**YOUR TASK**
What lines below include the string "Webmin"? Pick them out and copy them.
--- START ---
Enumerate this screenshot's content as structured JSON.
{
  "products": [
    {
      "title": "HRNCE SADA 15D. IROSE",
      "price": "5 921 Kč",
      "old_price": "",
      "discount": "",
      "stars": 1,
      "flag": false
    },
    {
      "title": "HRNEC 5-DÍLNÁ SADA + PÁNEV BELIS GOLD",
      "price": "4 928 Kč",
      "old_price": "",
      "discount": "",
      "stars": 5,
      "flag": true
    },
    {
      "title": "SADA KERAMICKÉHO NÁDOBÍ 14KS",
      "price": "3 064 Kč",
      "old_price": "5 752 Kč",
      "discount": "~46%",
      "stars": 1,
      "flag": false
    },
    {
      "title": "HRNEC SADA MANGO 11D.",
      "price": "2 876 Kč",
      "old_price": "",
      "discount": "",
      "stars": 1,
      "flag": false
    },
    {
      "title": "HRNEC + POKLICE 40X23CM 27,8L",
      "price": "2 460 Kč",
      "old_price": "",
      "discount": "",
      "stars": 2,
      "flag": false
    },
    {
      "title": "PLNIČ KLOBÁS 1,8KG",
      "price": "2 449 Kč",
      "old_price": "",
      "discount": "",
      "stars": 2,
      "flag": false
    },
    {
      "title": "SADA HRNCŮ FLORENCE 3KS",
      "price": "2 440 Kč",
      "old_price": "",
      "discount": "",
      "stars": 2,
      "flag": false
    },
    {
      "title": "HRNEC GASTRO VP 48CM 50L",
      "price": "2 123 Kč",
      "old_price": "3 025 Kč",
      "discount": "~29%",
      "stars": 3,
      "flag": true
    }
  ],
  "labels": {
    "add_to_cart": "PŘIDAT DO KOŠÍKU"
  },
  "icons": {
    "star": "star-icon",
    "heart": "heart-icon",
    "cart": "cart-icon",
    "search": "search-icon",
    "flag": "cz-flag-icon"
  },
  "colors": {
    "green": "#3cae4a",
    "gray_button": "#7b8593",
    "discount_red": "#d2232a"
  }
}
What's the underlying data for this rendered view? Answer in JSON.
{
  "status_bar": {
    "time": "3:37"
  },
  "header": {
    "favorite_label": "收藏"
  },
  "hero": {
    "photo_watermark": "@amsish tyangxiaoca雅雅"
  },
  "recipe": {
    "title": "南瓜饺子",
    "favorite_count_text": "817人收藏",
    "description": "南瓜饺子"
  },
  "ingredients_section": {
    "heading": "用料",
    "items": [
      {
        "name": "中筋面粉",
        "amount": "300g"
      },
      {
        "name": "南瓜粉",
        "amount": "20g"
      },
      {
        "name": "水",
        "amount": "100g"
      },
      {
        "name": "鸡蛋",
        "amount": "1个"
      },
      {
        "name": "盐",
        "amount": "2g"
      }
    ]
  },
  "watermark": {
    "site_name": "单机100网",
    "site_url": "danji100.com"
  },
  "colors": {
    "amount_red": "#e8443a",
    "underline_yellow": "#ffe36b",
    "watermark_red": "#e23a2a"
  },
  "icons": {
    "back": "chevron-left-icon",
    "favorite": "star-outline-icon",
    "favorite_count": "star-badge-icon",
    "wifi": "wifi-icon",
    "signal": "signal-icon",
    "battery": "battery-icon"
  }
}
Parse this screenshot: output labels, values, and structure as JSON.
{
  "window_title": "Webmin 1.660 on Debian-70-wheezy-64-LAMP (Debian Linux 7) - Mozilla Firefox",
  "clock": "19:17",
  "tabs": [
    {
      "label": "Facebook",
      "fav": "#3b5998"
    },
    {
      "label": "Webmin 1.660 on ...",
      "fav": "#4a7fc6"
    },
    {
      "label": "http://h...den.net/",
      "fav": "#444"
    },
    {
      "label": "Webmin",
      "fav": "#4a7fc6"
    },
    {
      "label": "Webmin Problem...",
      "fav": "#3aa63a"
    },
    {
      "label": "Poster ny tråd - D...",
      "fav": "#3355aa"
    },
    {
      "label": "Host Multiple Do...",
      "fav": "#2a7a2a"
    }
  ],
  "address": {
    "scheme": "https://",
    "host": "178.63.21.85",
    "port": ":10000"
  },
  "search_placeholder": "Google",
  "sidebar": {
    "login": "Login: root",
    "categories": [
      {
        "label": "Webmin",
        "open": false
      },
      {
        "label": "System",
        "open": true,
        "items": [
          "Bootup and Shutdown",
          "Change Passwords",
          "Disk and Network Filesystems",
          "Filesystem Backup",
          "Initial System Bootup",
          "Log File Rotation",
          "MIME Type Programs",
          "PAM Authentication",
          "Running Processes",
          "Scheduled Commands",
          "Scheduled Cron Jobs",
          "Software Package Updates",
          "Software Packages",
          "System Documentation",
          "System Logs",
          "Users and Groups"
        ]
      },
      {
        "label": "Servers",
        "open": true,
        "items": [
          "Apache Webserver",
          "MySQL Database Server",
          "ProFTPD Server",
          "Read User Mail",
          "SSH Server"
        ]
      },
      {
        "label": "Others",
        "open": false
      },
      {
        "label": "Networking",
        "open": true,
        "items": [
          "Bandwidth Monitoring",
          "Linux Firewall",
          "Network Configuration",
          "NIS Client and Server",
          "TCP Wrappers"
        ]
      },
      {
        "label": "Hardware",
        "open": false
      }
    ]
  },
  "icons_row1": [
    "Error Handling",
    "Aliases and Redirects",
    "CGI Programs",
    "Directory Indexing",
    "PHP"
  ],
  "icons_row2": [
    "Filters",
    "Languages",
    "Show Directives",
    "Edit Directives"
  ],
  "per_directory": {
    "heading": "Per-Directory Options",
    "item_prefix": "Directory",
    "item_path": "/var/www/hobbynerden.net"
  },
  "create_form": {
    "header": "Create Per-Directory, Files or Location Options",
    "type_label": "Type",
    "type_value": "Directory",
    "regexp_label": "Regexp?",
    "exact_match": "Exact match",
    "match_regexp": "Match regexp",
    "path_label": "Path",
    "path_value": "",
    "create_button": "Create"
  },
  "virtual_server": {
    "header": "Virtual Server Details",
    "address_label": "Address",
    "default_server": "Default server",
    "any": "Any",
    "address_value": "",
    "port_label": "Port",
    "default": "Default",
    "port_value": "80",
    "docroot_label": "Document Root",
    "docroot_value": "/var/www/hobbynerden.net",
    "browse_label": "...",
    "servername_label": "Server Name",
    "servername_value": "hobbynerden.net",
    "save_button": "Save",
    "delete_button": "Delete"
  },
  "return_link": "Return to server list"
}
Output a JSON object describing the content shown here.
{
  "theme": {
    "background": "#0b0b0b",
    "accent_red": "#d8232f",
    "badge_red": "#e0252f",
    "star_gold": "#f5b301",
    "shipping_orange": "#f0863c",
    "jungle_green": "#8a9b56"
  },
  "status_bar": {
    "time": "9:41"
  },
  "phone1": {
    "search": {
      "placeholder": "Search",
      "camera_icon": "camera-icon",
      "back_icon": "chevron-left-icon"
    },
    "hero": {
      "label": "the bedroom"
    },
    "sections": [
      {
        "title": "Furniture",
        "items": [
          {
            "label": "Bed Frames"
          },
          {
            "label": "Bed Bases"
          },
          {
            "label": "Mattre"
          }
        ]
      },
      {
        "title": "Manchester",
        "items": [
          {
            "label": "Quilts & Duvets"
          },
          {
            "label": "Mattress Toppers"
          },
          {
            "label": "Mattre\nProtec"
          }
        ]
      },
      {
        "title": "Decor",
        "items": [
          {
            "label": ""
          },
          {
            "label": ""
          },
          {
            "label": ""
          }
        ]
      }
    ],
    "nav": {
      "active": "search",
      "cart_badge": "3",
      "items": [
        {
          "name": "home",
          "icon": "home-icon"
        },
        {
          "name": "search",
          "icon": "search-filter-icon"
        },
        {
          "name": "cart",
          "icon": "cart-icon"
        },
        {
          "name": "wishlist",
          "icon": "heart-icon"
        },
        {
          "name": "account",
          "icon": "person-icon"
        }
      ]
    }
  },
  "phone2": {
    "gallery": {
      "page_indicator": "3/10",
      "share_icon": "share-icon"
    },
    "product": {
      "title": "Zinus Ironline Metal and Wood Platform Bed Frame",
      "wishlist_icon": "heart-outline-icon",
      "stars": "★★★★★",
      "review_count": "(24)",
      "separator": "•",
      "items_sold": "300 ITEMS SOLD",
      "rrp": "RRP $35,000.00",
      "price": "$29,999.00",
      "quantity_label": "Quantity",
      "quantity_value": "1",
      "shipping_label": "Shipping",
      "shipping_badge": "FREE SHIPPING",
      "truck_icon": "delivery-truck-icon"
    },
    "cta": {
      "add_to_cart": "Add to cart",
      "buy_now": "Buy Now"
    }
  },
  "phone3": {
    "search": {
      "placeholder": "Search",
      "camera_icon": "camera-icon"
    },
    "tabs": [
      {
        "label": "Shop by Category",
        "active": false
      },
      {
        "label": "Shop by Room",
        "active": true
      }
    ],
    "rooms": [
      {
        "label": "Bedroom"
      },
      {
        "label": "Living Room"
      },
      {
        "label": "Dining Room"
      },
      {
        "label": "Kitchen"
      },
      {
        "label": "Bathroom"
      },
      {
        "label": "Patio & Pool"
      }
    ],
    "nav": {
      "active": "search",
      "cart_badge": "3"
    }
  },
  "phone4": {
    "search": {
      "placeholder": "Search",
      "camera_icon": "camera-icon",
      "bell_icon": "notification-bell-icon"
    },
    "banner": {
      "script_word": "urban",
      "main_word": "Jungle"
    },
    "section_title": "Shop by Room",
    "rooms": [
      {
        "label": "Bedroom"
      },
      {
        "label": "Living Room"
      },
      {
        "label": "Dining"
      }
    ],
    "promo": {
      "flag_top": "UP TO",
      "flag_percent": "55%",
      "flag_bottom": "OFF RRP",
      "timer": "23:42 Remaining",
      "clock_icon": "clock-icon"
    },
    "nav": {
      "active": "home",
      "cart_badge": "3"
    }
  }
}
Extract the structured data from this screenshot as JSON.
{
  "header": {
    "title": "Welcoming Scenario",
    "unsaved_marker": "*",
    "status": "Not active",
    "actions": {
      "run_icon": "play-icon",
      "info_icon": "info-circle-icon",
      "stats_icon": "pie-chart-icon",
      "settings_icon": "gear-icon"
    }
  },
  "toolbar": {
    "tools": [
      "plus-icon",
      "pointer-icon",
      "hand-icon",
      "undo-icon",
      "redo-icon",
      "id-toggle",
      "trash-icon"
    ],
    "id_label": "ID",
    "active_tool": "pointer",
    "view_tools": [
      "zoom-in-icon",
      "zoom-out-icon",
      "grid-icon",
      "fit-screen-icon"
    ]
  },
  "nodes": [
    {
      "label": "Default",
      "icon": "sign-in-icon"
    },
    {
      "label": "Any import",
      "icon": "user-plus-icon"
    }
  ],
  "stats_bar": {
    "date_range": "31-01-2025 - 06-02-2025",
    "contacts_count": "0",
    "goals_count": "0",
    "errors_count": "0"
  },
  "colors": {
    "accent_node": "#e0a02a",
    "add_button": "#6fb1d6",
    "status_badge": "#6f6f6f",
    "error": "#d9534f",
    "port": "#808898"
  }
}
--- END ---
**RESULT**
  "window_title": "Webmin 1.660 on Debian-70-wheezy-64-LAMP (Debian Linux 7) - Mozilla Firefox",
      "label": "Webmin 1.660 on ...",
      "label": "Webmin",
      "label": "Webmin Problem...",
        "label": "Webmin",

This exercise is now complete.